Goal of the exercise — Where in the records does the word "JSON" appear? Copy each line that holds it.

Materials provided —
═══

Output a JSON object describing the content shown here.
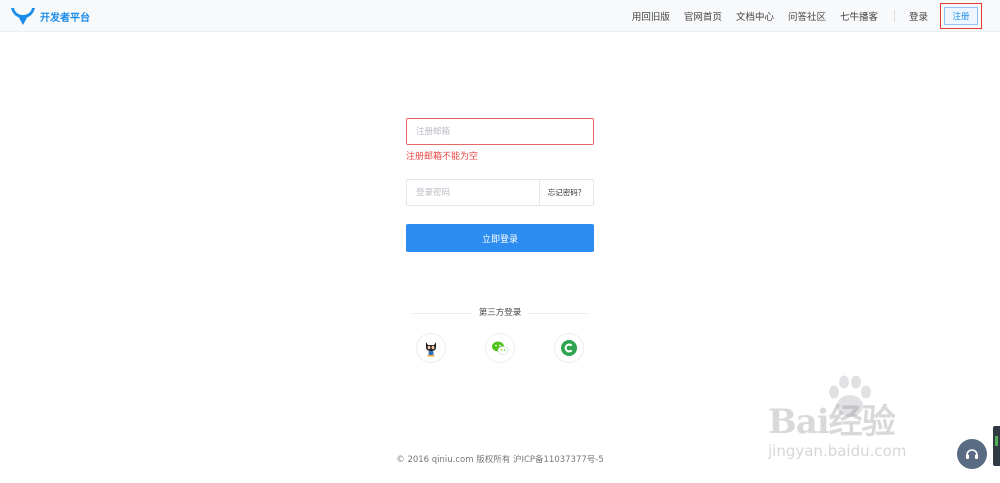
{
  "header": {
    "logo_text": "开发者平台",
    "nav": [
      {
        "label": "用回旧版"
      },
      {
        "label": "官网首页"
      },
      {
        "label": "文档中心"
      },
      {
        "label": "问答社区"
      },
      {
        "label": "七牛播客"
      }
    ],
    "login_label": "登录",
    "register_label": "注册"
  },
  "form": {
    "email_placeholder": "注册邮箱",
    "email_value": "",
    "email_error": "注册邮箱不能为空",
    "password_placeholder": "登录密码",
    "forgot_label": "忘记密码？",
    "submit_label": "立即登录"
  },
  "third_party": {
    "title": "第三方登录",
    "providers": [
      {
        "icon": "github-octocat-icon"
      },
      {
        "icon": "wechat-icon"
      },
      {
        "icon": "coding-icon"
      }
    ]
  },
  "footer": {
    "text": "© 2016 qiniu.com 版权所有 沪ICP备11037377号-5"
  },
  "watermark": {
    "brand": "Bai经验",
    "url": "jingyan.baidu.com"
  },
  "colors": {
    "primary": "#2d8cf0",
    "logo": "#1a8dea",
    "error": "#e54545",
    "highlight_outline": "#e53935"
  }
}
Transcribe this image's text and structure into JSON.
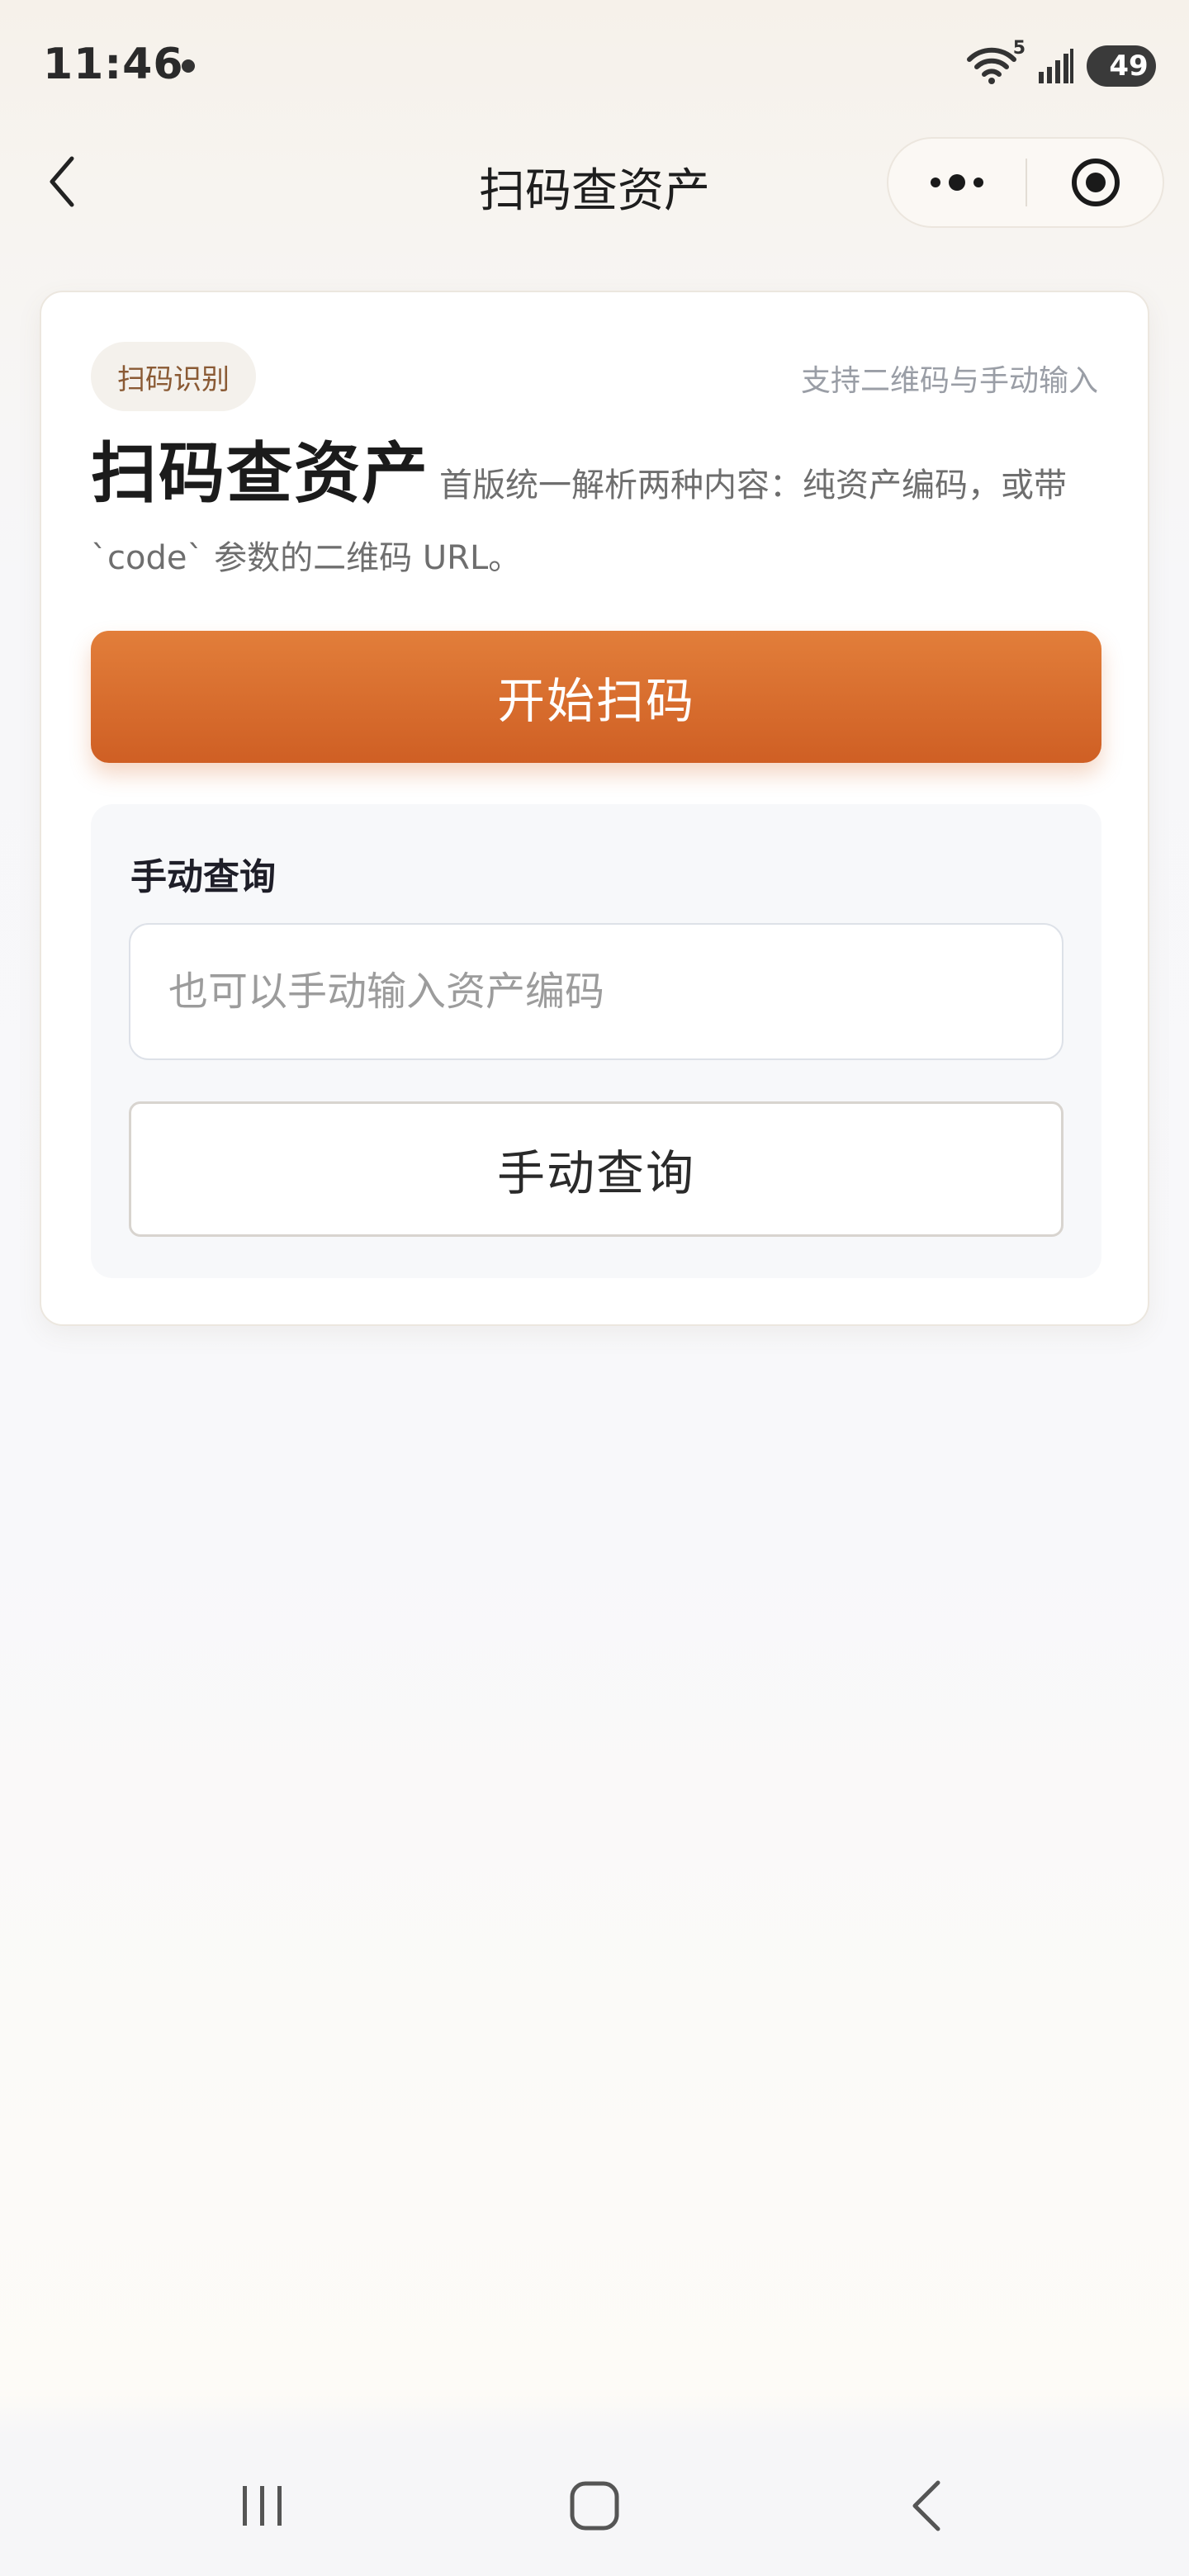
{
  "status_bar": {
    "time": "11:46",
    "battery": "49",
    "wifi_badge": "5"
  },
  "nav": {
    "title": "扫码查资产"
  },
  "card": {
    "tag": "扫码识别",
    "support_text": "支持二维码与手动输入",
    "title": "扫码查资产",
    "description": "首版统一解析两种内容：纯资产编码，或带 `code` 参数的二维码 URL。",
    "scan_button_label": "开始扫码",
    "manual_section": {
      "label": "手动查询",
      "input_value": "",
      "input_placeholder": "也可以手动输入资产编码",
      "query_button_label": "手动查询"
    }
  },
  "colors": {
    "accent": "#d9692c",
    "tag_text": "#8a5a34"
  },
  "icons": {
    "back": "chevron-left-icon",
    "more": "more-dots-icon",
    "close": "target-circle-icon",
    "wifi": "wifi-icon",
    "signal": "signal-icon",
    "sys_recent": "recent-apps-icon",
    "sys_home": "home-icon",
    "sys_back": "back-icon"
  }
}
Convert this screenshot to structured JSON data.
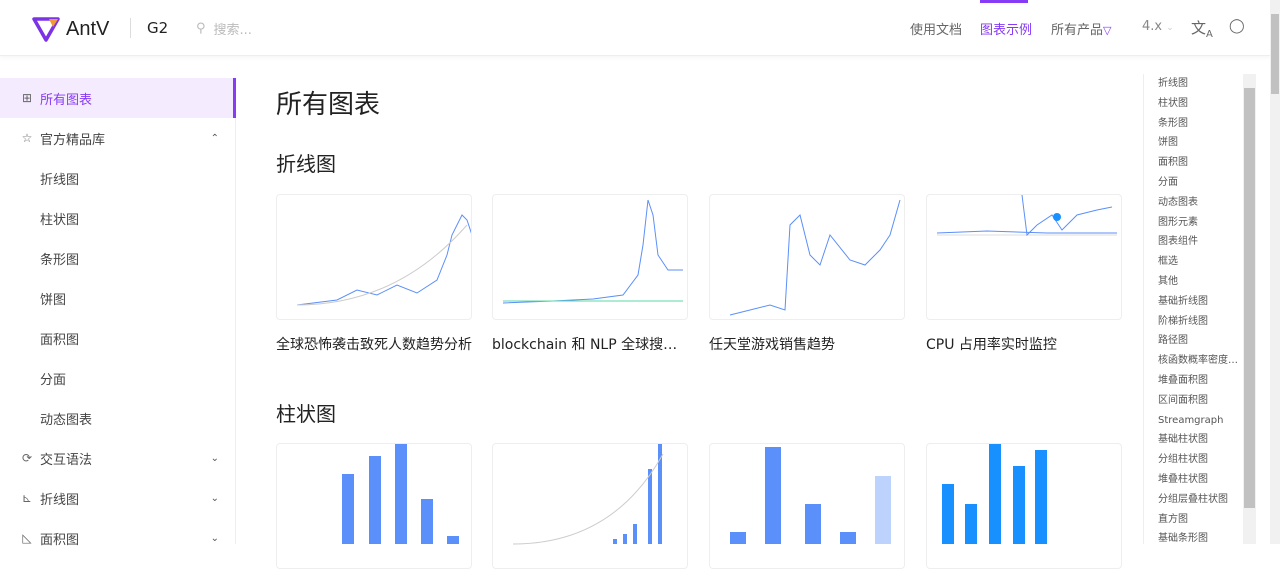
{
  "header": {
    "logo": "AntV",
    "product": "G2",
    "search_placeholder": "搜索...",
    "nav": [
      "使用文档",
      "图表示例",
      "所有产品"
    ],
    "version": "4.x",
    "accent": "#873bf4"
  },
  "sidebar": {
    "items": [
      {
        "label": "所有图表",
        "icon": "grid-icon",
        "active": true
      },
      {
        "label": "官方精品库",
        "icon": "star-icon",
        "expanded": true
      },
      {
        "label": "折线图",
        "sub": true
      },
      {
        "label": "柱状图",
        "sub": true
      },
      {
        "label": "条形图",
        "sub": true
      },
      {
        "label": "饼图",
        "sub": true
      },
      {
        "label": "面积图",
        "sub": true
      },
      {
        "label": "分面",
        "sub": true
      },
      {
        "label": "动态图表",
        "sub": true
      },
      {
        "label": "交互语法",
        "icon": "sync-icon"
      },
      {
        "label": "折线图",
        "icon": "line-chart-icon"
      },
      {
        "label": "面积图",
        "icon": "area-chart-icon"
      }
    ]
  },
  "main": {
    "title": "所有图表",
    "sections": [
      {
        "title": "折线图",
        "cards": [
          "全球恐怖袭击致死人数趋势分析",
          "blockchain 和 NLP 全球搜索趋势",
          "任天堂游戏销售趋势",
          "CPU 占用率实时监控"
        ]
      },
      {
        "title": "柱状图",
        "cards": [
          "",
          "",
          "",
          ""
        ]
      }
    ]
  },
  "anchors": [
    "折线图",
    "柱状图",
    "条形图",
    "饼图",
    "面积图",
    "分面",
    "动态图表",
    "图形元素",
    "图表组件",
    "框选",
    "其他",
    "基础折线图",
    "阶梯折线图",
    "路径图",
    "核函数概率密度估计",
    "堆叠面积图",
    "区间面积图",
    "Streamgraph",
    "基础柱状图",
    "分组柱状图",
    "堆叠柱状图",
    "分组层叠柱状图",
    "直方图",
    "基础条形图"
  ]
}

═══

Answer box —
Output a JSON object describing the content shown here.
Transcribe this image's text and structure into JSON.
Convert this screenshot to structured JSON data.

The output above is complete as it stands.